A new study by Age UK has revealed a surprising trend: adults aged 50 or over that are highly educated are at a higher risk to drink more than their less successful peers. The surprising results revealed that alcohol use is a hidden and rising health and social problem for the middle class.
Although this study surveyed the UK population, we can extrapolate that information and apply it to trends in the U.S. In America, alcohol abuse continues to be an epidemic. Millions of Americans struggle with alcohol addiction but do not get the help they need.
A Middle Class Phenomenon
The above-mentioned research was done by the English Longitudinal Study of Aging (ELSA). It included 9,000 men and women aged 50 and older from 2008/2009 and again in 2010/2011. The study found that active, sociable, and healthy middle-class adults aged 50 or older, were much more likely to drink than those who were less well-off financially. Results indicated that drinking is a “middle class phenomenon.”
Links To Explain The Phenomenon
Economist Jose Iparraguirre, of Age UK, authored the research study. He claims that his findings indicate drinking is more likely to occur with those who have a more affluent lifestyle and who are undergoing a successful aging process. Adults aging successfully are have strong health, higher incomes, higher educational backgrounds, and are socially active.
Those benefits give them more free time to enjoy drinking and these behaviors can unfortunately lead to health and social problems.

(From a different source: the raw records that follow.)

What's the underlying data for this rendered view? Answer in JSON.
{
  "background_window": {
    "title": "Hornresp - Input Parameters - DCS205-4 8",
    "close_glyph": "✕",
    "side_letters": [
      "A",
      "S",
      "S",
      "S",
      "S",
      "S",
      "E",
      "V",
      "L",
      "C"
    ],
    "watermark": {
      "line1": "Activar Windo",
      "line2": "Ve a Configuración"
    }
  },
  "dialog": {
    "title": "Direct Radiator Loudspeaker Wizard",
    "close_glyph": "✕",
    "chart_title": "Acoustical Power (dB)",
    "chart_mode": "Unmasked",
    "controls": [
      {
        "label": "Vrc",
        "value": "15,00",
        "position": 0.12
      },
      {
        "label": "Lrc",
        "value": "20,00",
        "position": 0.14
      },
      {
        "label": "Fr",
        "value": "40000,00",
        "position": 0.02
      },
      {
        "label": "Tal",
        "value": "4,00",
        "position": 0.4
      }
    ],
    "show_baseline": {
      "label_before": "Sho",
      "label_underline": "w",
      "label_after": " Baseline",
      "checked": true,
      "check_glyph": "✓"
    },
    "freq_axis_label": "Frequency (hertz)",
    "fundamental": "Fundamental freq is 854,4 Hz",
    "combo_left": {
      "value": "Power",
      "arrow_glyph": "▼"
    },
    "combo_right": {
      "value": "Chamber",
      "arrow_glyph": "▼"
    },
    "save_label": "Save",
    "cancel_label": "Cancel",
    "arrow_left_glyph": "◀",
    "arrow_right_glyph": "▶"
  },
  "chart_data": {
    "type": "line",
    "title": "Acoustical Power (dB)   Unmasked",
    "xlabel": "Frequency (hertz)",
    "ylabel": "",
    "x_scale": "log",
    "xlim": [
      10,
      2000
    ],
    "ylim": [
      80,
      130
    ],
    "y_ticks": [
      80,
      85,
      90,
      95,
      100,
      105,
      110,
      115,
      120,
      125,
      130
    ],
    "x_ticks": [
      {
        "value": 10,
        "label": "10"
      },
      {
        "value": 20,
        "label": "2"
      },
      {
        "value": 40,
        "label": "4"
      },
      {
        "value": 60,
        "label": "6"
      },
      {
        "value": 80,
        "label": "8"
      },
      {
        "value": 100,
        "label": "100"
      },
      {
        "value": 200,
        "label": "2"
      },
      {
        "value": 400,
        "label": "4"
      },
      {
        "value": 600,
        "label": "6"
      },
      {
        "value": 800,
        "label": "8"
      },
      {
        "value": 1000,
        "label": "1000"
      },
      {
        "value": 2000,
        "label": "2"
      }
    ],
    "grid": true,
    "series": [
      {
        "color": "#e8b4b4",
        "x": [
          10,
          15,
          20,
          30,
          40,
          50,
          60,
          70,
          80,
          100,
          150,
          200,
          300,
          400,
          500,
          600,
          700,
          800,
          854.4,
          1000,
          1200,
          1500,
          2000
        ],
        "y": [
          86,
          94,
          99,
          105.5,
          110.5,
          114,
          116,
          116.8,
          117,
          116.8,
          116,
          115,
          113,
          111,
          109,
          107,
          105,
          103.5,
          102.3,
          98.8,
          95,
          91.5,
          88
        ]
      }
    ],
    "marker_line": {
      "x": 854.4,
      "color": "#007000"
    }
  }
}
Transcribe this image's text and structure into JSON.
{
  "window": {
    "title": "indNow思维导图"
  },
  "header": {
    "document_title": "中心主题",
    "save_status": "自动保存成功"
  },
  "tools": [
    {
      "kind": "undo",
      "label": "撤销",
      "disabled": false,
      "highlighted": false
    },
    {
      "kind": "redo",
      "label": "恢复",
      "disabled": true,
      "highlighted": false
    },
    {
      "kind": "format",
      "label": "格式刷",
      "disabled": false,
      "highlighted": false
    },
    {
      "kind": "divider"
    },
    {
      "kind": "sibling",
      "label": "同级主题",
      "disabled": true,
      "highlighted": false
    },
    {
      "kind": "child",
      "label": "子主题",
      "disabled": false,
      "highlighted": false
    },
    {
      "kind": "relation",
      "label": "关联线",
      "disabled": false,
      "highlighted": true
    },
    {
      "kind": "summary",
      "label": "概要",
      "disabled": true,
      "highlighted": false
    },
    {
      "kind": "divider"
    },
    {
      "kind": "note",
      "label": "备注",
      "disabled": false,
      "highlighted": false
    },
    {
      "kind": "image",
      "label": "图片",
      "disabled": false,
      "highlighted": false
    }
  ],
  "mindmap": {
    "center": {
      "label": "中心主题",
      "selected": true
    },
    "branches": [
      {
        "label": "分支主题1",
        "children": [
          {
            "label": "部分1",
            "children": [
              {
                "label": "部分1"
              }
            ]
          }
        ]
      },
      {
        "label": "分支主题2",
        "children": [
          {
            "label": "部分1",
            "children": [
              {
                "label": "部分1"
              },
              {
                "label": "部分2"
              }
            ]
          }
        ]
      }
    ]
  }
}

The researchers were also able to find other links that might be insights into this dangerous drinking trend.
Retirement was also a risk factor for increased alcohol consumption for women, but not men. Links to men and women’s educational background and their smoking habits also gave insights into drinking behaviors.
Warning For Women
A different study brought even more troubling results. A growing number of middle class professional women are drinking at dangerous levels to fit in with the macho workplace cultures. Women are often in heavily male-dominated workplace environments and middle class women in these environments often engage in dangerous drinking behaviors to “keep up with the guys.”
Many women begin to drink at a younger age and continue this pattern into their 30s and 40s at home. Many office parties, social outings such as dinners or meetings, or other office gatherings may involve alcohol. The study revealed that professional middle class women are more likely to be heavy alcohol consumers. The study also found that women with more education tend to be more hazardous drinkers.
Middle Class Trends In The U.S.
How can we apply this information gathered from UK research and apply it to the U.S? First of all, the prevalence of adults that drink alcohol in the U.S. is high. In 2013 alone, 86.8% of Americans 18 years or older reported they drank alcohol, with 70.7% noting they drank in the past year and 56.4% reporting they drank within the last month.
In the United States 16.6 million adults have an alcohol use disorder, but only around 1.3 million received treatment. Middle class families in the United States are defined as households or individuals that make between $35,000 and $100,000 annually. And although trends point to the shrinking of the middle class, in 2008 44% of Americans identified themselves as middle class.
The Economy And Work Environment
Another potential factor that might affect American middle class drinking behavior is the current economy. The economy, while improved, has still been struggling. Many middle class Americans are suffering from decreased working hours, being let go from companies, or are unable to find stable work in today’s economy.
In an article released December 14, 2015, Forbes announced that the U.S. economy is still missing 6.4 million jobs. These job stressors have impacted the middle class and are one reason alcohol is becoming a coping mechanism for many people.
While alcohol addiction can happen at any job, the places that experience workplace alcoholism the most are:
- Mining and drilling
- Food service
- Installation, maintenance, and repair
Regardless of class, alcohol abuse is on the rise here in the United States today. Addiction can happen to anyone regardless of race, class, gender, or other factors. If you or a loved one is struggling from an alcohol addiction or other substance abuse disorder, we can help. If you are concerned that you are suffering from a drinking problem, please contact us at AlcoholTreatment.net to get the help you need.